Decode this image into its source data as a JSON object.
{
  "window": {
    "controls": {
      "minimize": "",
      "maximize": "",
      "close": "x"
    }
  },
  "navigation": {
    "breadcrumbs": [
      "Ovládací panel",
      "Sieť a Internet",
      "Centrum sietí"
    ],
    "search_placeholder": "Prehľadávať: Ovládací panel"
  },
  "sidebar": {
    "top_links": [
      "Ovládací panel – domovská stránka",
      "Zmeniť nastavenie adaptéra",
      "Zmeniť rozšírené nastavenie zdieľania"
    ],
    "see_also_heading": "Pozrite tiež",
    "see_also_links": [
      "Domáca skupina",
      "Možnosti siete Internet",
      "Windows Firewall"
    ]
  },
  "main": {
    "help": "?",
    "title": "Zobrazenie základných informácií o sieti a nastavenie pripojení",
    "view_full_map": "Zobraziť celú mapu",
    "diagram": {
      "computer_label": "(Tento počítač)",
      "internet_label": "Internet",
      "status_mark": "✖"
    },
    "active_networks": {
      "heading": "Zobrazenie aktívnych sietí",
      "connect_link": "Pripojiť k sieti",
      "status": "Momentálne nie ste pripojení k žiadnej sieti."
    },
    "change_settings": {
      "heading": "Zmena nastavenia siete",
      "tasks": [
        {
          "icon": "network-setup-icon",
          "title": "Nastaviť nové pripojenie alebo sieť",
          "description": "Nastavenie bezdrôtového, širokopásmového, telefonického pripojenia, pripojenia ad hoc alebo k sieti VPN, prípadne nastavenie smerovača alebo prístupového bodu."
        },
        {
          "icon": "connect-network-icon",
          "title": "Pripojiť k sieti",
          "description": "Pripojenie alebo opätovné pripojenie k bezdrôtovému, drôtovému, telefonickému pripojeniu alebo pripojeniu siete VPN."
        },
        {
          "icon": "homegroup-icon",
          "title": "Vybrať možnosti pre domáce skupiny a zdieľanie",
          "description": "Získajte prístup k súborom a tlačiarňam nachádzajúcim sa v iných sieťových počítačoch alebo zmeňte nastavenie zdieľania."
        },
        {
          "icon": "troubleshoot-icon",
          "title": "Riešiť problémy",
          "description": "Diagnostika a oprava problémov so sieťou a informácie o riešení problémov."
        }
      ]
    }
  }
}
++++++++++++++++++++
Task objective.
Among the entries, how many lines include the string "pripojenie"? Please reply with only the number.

Output.
2